By Cassandra Walker

It was a cool November morning, much like the one today. We were all walking to school and talking about the upcoming Thanksgiving holiday.

“I want lots of turkey.”

“I want to eat so much of my grandmother’s pie that it makes my stomach hurt.”

“I just want to get through Thanksgiving without my brother showing everyone the chewed-up food in his mouth.”


The kids in my fifth-grade group all exclaimed as we went on to talk about Thanksgiving and what it meant to each of us.

We weren’t really caught up in being thankful – after all we were just 10-year-old kids. We figured we had at least 20 more years before we had to be really serious about how “thankful” we all were for what we had in life.

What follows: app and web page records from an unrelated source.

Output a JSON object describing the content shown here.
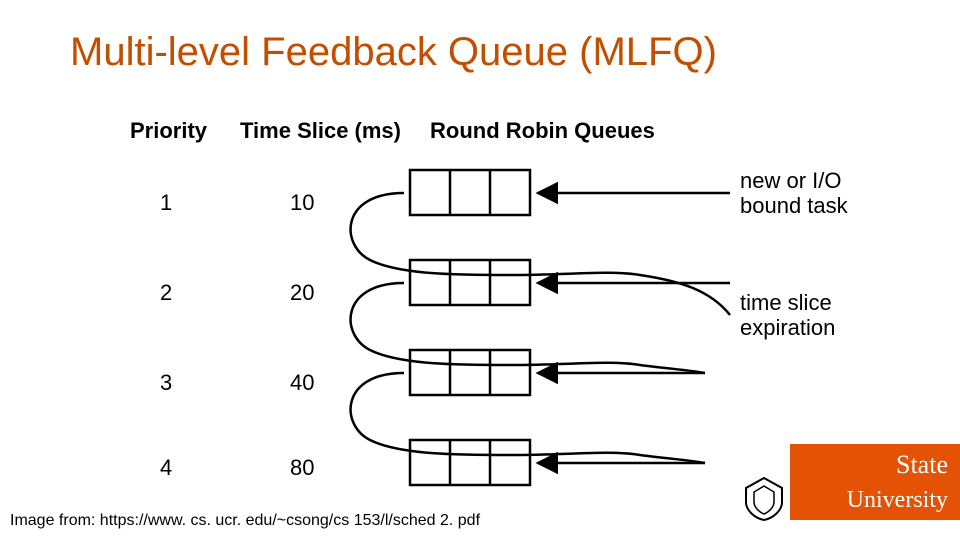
{
  "title": "Multi-level Feedback Queue (MLFQ)",
  "headers": {
    "priority": "Priority",
    "timeslice": "Time Slice (ms)",
    "queues": "Round Robin Queues"
  },
  "rows": [
    {
      "priority": "1",
      "timeslice": "10"
    },
    {
      "priority": "2",
      "timeslice": "20"
    },
    {
      "priority": "3",
      "timeslice": "40"
    },
    {
      "priority": "4",
      "timeslice": "80"
    }
  ],
  "annotations": {
    "new_task_l1": "new or I/O",
    "new_task_l2": "bound task",
    "expire_l1": "time slice",
    "expire_l2": "expiration"
  },
  "attribution": "Image from: https://www. cs. ucr. edu/~csong/cs 153/l/sched 2. pdf",
  "logo": {
    "line1": "State",
    "line2": "University"
  },
  "chart_data": {
    "type": "table",
    "title": "MLFQ priority levels and time slices",
    "columns": [
      "Priority",
      "Time Slice (ms)"
    ],
    "rows": [
      [
        1,
        10
      ],
      [
        2,
        20
      ],
      [
        3,
        40
      ],
      [
        4,
        80
      ]
    ],
    "notes": [
      "new or I/O bound task enters at priority 1",
      "on time slice expiration a task moves to the next lower-priority queue"
    ]
  }
}
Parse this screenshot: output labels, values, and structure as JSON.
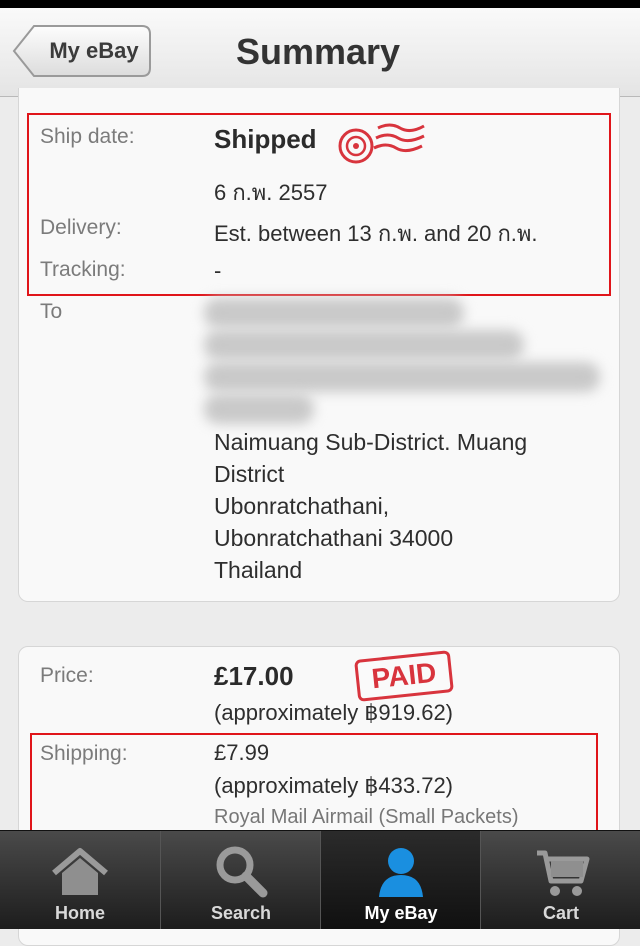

This seemed to be the way all kids thought. Then, in an instant, our thinking changed. We all passed that big white house with the iron fence surrounding it and the large porch in front of it. When we saw that house we realized it was Brad’s house and the laughter from our Thanksgiving stories stopped and we all became quiet and sad.

Brad, another 10-year-old from our school was missing. He had gone to the Indianapolis 500 races with his 18-year-old cousin back in August. Here it was a few days before Thanksgiving and he still wasn’t home yet. His mother was hysterical and his eight-year-old brother had become a loner. The police had no luck thus far.

“How can we be thankful, when we don’t know where Brad is?” someone asked.

Somehow that day just seemed to creep by slowly as our minds continued to wonder where our friend was.

That evening my mother came into my room and told me they had found Brad. I jumped up and grabbed my coat.

“I have to go see him now,” I said.

My mother reached out and held my hand, as her eyes welled up with tears she explained to me, with her voice cracking, that Brad was dead.

The car his cousin was driving went off the road into the lake and they were trapped inside and they drowned. The police had just recovered the car and Brad’s mother was able to identify him from his clothing.

My head dropped, my shoulders sank and I started weeping uncontrollably.

Through the tears I told my mother, “I didn’t ever get a chance to say ‘Thank you’ to him for being my friend, for being the best kickball player in the school and for always sharing his chips with me.”

She held me and told me, from now on try to give thanks before it’s too late. Tell others you appreciate them, you like them or you support them. Tell those you love that you love them and tell them daily.

I have tried to do that ever since I was 10 years old, and even as I write this column, tears are rolling down my cheeks because I still can never tell Brad “Thank you.”

Don’t let another day go by without telling someone thank you and showing someone else you appreciate them.

That is what “Thanksgiving” is all about and it should be what life is all about.

Have a Happy Thanksgiving.

Thanks for allowing me to share.